Therefore, you need some extensive sailing/living aboard experience in YOUR boat at 49 South.
A 3,045 NM NONSTOP trip from Sydney to the south end of Tasmania then SSE to Auckland
Island at 50.5 South and back to Sydney would give you a good feel about the 4,100 NM challenge of Japan to Vancouver Island NONSTOP. At the end of the Auckland shakedown you will be back at home if you find cold water/high latitude sailing is not to your liking.
If you wait to test yourself NE of Japan it will be a long slog home.
Our boat has a superb diesel
heater that forces air into every compartment. I've spent over 70-days sailing offshore
in the cold Pacific waters north of San Francisco

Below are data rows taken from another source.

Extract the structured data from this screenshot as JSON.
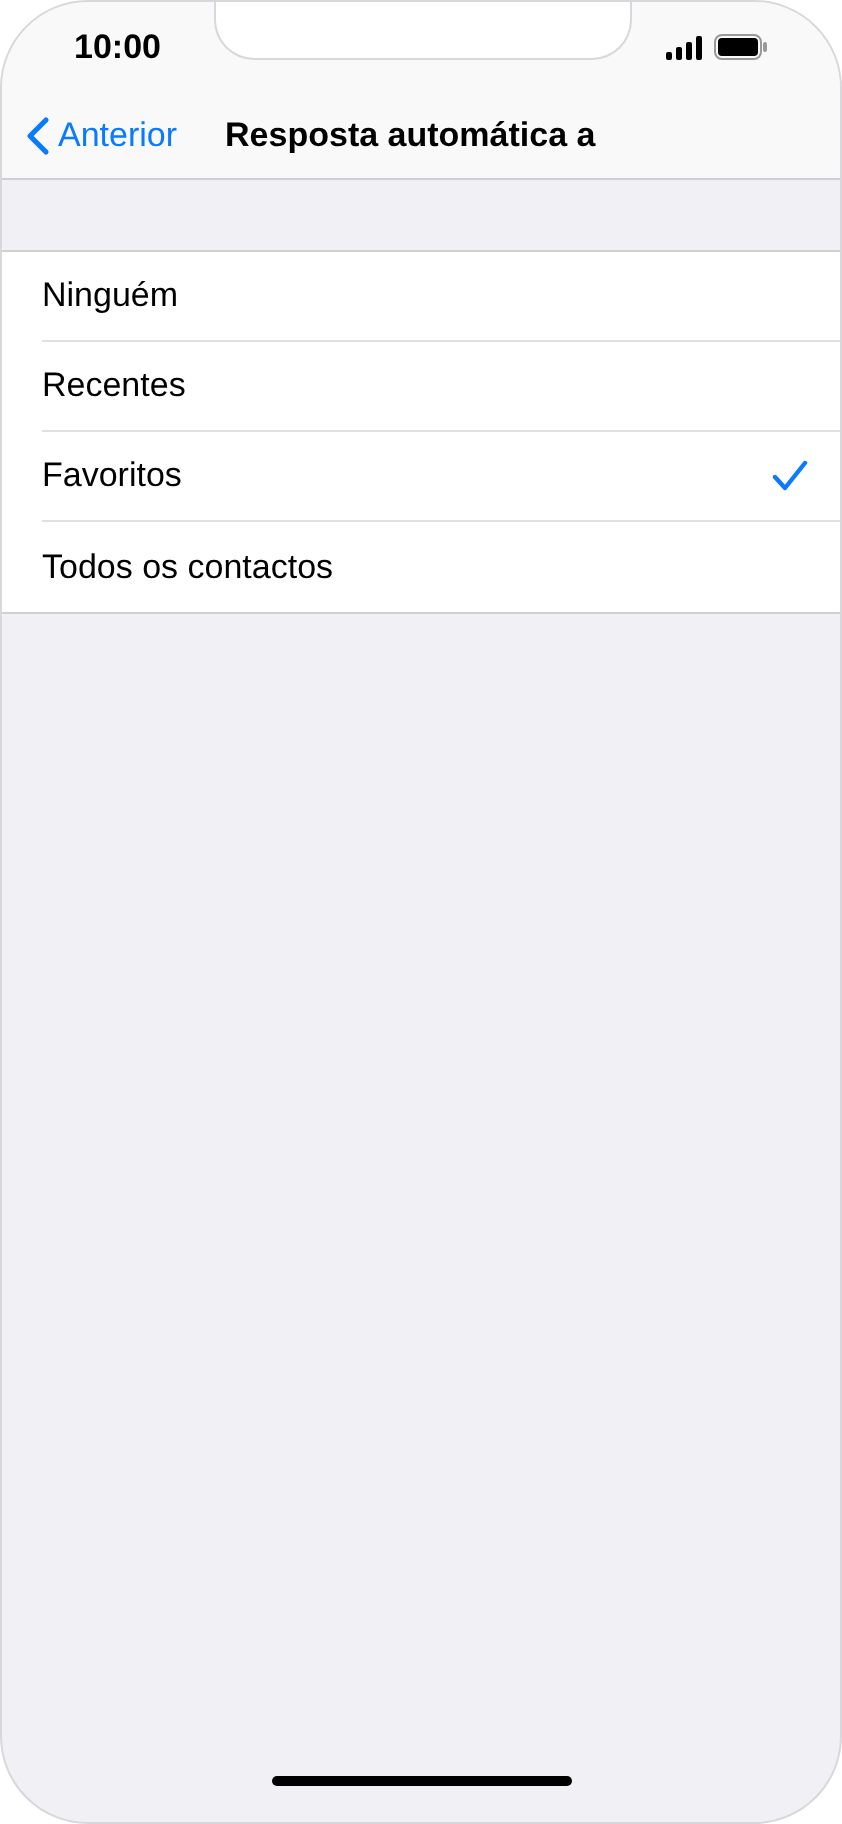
{
  "status_bar": {
    "time": "10:00"
  },
  "nav": {
    "back": "Anterior",
    "title": "Resposta automática a"
  },
  "options": [
    {
      "label": "Ninguém",
      "selected": false
    },
    {
      "label": "Recentes",
      "selected": false
    },
    {
      "label": "Favoritos",
      "selected": true
    },
    {
      "label": "Todos os contactos",
      "selected": false
    }
  ]
}
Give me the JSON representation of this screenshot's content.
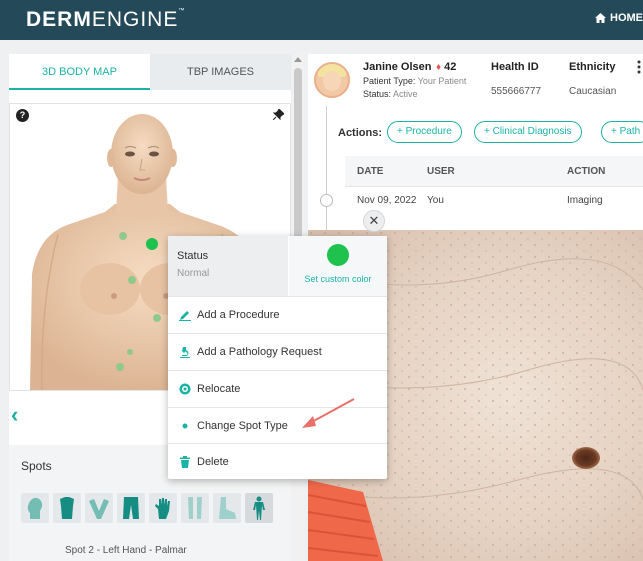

and was only warm on a few of them. I've taken four boats from Seattle to Mexico and in everyone we ran the heaters pretty much non-stop until south of San Francisco
I spent my 50th birthday sailing south under a spinnaker
30-miles west of Vancouver Island at 48 N in bright 54 degree sunshine on July 27 - just about the warmest day of the year in that part of the world. We spent 30-days sailing between 45 and 51 N in July (the northern hemisphere summer) and saw fog
on 15 of them, more than 4-hours sunshine on 5 and light mist on 10 days.
That will be you weather from the SW tip of the Aleutian Islands to Vancouver Island and on south to San Franciso - about 2,900 miles or 20 days in a fast 35-foot boat.
But - a cabin
heater is about the last thing you need in Mexico and we did not use ours once in the three years down there.
You will have to equip your boat for special Japan to San Francisco conditions that you probably won't see anywhere else. Is it worth it?